(Items from an interface collection)
________

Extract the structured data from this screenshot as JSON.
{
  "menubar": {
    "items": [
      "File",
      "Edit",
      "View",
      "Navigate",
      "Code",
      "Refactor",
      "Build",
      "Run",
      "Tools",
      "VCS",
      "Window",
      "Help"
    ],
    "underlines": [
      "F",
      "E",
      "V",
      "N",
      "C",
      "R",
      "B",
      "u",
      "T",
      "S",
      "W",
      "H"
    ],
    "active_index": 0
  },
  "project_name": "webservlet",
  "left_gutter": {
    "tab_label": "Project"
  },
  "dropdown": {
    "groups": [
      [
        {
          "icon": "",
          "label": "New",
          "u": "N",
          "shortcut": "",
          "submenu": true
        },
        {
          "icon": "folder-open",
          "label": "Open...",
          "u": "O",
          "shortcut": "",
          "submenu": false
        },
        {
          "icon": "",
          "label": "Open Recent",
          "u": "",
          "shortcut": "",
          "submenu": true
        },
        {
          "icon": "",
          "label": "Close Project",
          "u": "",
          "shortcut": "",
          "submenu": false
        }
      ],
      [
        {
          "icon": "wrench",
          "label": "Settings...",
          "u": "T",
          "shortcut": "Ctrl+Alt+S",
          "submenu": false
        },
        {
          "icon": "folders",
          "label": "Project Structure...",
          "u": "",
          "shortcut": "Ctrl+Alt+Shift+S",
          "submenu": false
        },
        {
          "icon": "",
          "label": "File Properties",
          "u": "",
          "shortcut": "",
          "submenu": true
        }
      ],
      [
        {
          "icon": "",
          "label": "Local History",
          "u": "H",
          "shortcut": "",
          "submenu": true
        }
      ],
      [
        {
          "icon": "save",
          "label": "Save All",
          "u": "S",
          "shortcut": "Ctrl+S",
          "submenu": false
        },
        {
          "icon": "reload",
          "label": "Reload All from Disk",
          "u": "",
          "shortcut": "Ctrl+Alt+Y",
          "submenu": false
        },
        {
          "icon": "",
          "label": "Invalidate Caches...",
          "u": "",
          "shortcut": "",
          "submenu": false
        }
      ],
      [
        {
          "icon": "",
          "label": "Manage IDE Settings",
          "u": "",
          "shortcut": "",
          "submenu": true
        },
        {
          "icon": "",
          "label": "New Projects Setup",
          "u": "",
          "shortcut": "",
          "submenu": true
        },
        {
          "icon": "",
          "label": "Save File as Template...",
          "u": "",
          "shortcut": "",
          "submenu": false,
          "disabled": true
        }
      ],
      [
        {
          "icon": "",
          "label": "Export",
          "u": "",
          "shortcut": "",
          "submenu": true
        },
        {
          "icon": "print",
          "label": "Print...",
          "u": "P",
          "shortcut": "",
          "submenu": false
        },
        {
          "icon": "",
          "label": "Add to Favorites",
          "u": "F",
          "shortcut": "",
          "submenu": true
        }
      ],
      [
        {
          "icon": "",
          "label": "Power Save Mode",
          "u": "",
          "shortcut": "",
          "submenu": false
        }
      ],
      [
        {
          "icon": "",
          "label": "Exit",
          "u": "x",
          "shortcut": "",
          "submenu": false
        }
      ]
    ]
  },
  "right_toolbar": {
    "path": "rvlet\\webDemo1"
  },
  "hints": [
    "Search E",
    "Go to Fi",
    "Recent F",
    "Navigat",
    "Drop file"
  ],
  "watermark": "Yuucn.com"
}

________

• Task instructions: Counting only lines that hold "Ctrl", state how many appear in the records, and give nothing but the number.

• Answer: 4